» **AIM OF THE EXERCISE**: Where "content" occurs in a line of the entries below, copy that line.

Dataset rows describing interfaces
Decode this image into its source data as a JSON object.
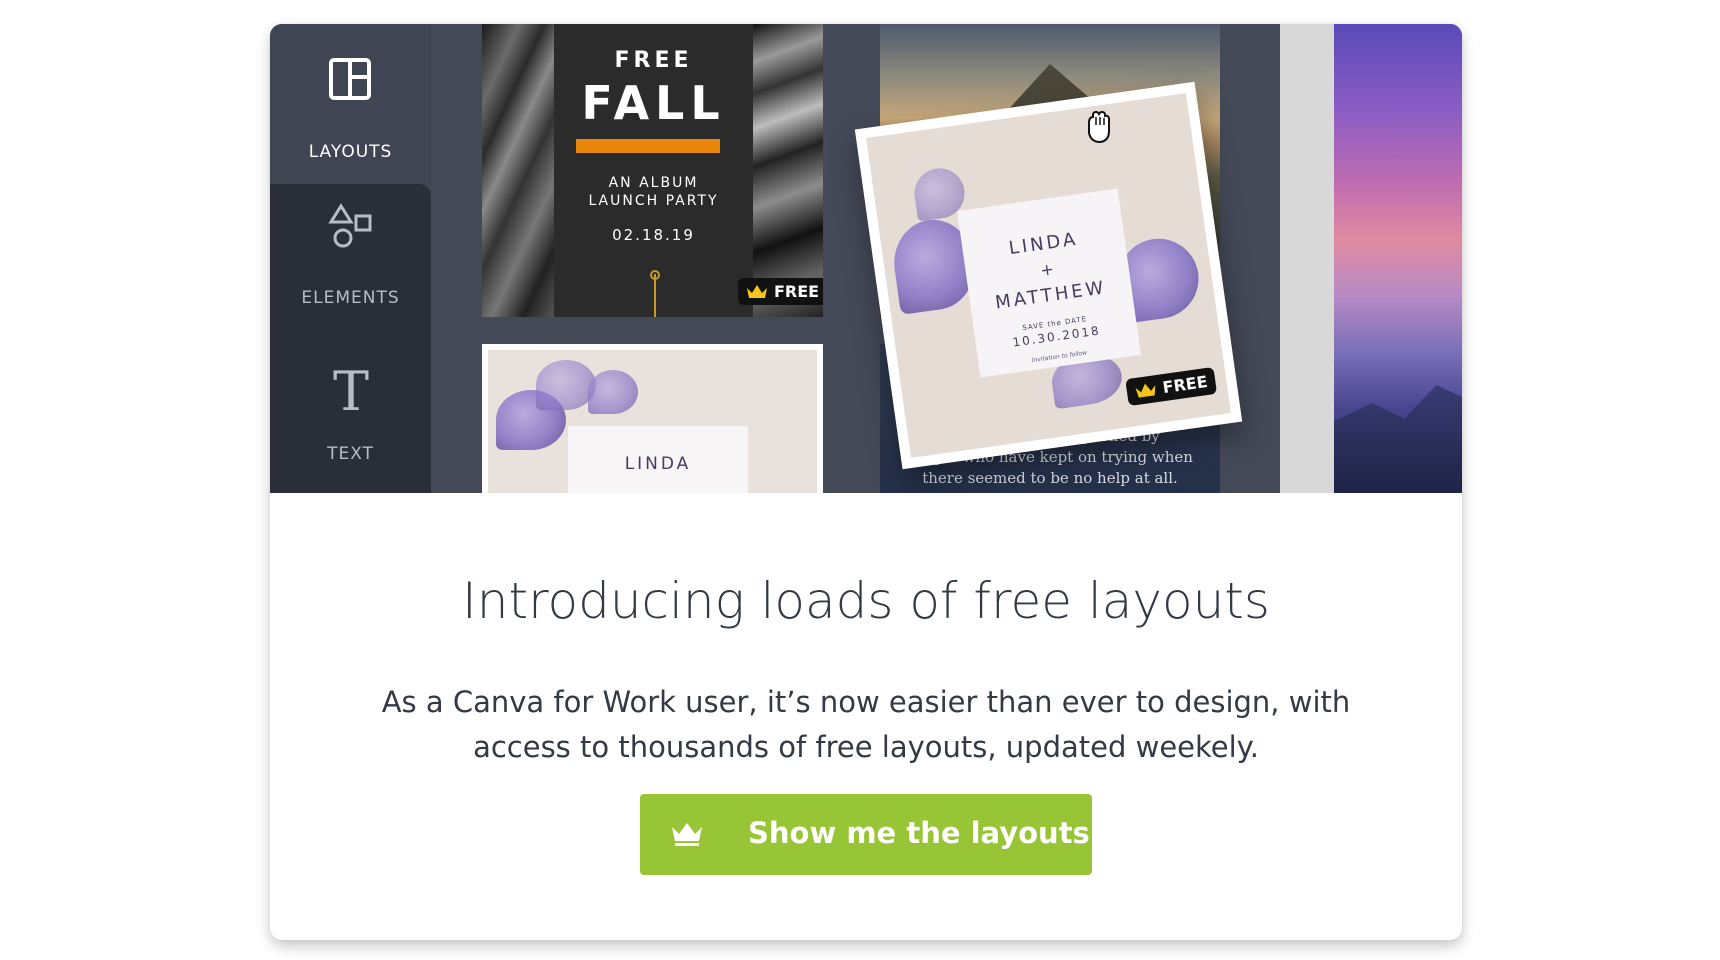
{
  "sidebar": {
    "items": [
      {
        "label": "LAYOUTS",
        "icon": "layouts-icon"
      },
      {
        "label": "ELEMENTS",
        "icon": "elements-icon"
      },
      {
        "label": "TEXT",
        "icon": "text-icon"
      }
    ]
  },
  "templates": {
    "fall": {
      "top": "FREE",
      "title": "FALL",
      "subtitle_line1": "AN ALBUM",
      "subtitle_line2": "LAUNCH PARTY",
      "date": "02.18.19",
      "badge": "FREE"
    },
    "wedding_small": {
      "name": "LINDA"
    },
    "wedding_card": {
      "name1": "LINDA",
      "plus": "+",
      "name2": "MATTHEW",
      "save_the_date": "SAVE the DATE",
      "date": "10.30.2018",
      "invitation": "Invitation to follow",
      "badge": "FREE"
    },
    "quote": {
      "line1": "Mos                    mplished by",
      "line2": "people who have kept on trying when",
      "line3": "there seemed to be no help at all."
    }
  },
  "content": {
    "headline": "Introducing loads of free layouts",
    "description_line1": "As a Canva for Work user, it’s now easier than ever to design, with",
    "description_line2": "access to thousands of free layouts, updated weekely.",
    "cta_label": "Show me the layouts"
  },
  "colors": {
    "cta_green": "#97c536",
    "sidebar_bg": "#3f4552",
    "fall_accent": "#e8860c",
    "crown_gold": "#f5c518"
  }
}
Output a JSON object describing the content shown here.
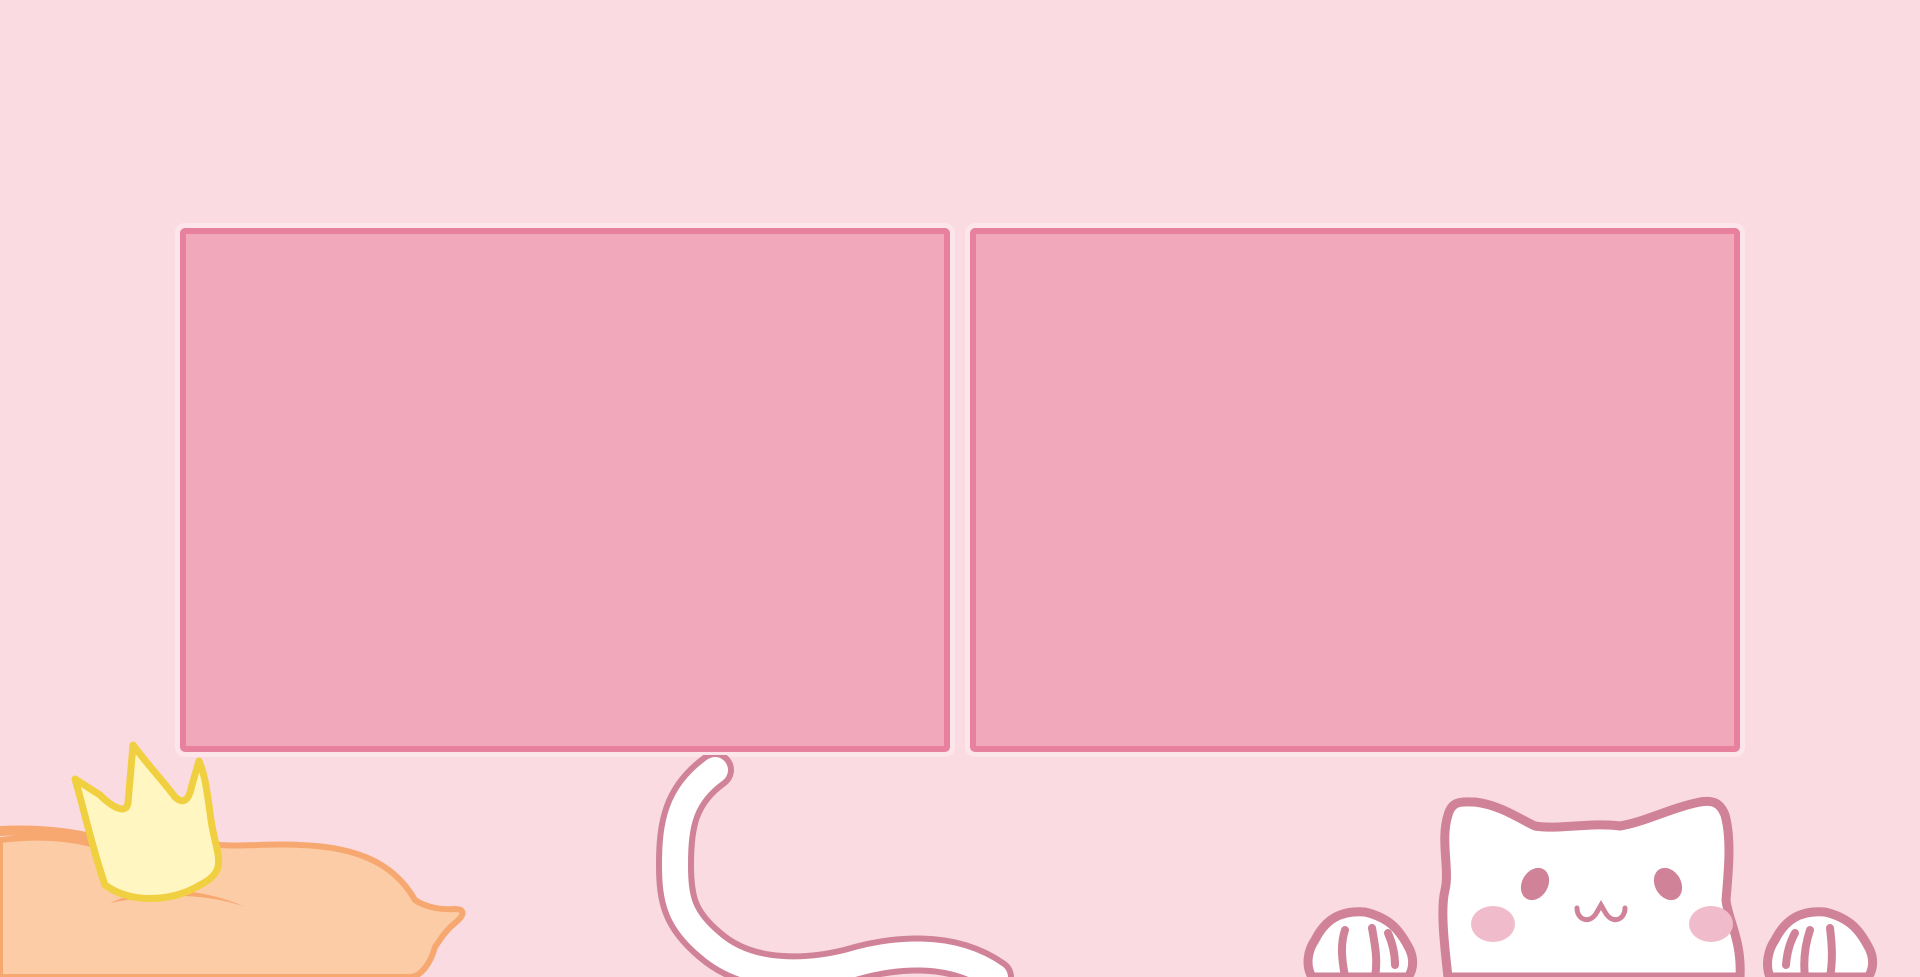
{
  "colors": {
    "background": "#fbdbe2",
    "panel_fill": "#f0a8ba",
    "panel_border": "#e8819d",
    "panel_outer_rim": "#fce6eb",
    "cat_outline": "#d08299",
    "cat_fill": "#ffffff",
    "cat_blush": "#f0bccb",
    "orange_cat_fill": "#fbcca6",
    "orange_cat_outline": "#f7a870",
    "crown_fill": "#fff6c2",
    "crown_outline": "#f0d040"
  },
  "panels": [
    {
      "id": "left"
    },
    {
      "id": "right"
    }
  ],
  "decorations": {
    "left_cat_icon": "sleeping-orange-cat-with-crown",
    "tail_icon": "white-cat-tail",
    "right_cat_icon": "peeking-white-cat"
  }
}
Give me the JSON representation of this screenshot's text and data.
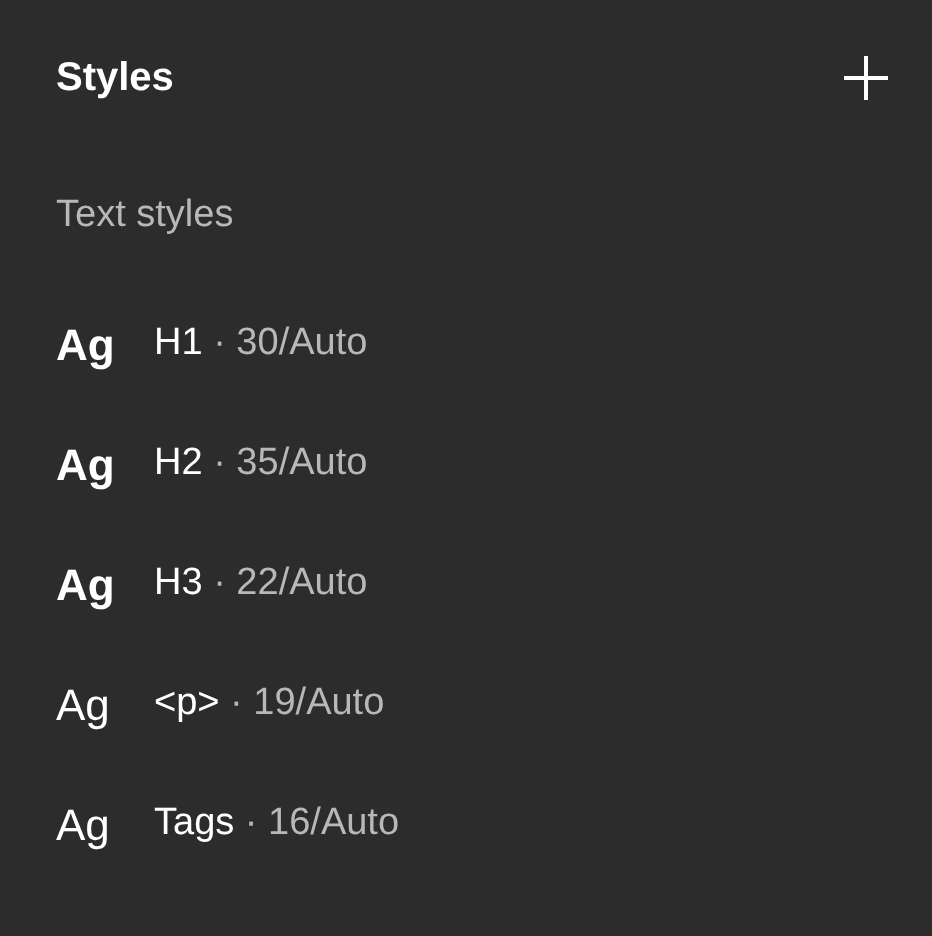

» **RESPONSE TO THE TASK**:
  "content": {
Output a JSON object describing the content shown here.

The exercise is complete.